WORK REQUEST - Would you please set down the data again exactly as given, excluding the pictures?

══ MATERIAL SHOWN ══

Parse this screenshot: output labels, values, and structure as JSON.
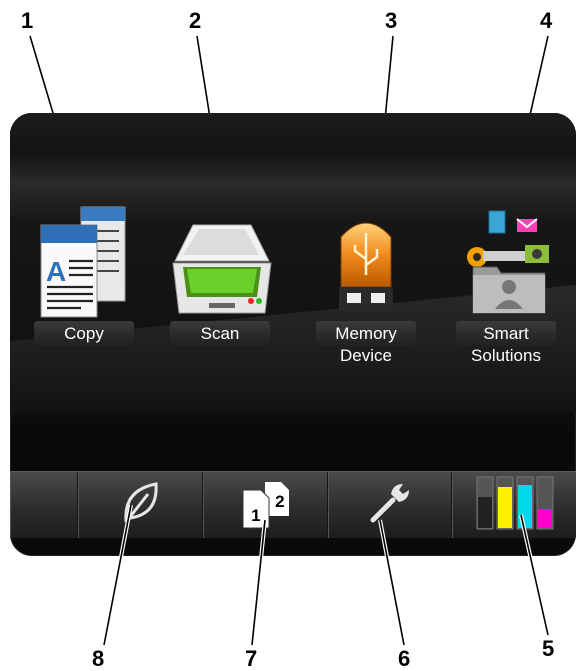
{
  "callouts": [
    "1",
    "2",
    "3",
    "4",
    "5",
    "6",
    "7",
    "8"
  ],
  "apps": [
    {
      "label": "Copy",
      "icon": "copy-icon"
    },
    {
      "label": "Scan",
      "icon": "scanner-icon"
    },
    {
      "label": "Memory\nDevice",
      "icon": "usb-drive-icon"
    },
    {
      "label": "Smart\nSolutions",
      "icon": "smart-solutions-icon"
    }
  ],
  "bottom_bar": [
    {
      "icon": "blank-tab"
    },
    {
      "icon": "leaf-icon"
    },
    {
      "icon": "duplex-pages-icon",
      "pages": [
        "1",
        "2"
      ]
    },
    {
      "icon": "wrench-icon"
    },
    {
      "icon": "ink-levels-icon"
    }
  ],
  "colors": {
    "panel": "#0a0a0a",
    "ink_yellow": "#ffef00",
    "ink_cyan": "#00d8e8",
    "ink_magenta": "#ff00d0",
    "ink_black": "#222222",
    "scanner_glass": "#57c51a",
    "usb_orange": "#f08a1e"
  }
}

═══

ANSWER SPACE -
Parse this screenshot: output labels, values, and structure as JSON.
{
  "callouts": [
    "1",
    "2",
    "3",
    "4",
    "5",
    "6",
    "7",
    "8"
  ],
  "apps": [
    {
      "label": "Copy",
      "icon": "copy-icon"
    },
    {
      "label": "Scan",
      "icon": "scanner-icon"
    },
    {
      "label": "Memory\nDevice",
      "icon": "usb-drive-icon"
    },
    {
      "label": "Smart\nSolutions",
      "icon": "smart-solutions-icon"
    }
  ],
  "bottom_bar": [
    {
      "icon": "blank-tab"
    },
    {
      "icon": "leaf-icon"
    },
    {
      "icon": "duplex-pages-icon",
      "pages": [
        "1",
        "2"
      ]
    },
    {
      "icon": "wrench-icon"
    },
    {
      "icon": "ink-levels-icon"
    }
  ],
  "colors": {
    "panel": "#0a0a0a",
    "ink_yellow": "#ffef00",
    "ink_cyan": "#00d8e8",
    "ink_magenta": "#ff00d0",
    "ink_black": "#222222",
    "scanner_glass": "#57c51a",
    "usb_orange": "#f08a1e"
  }
}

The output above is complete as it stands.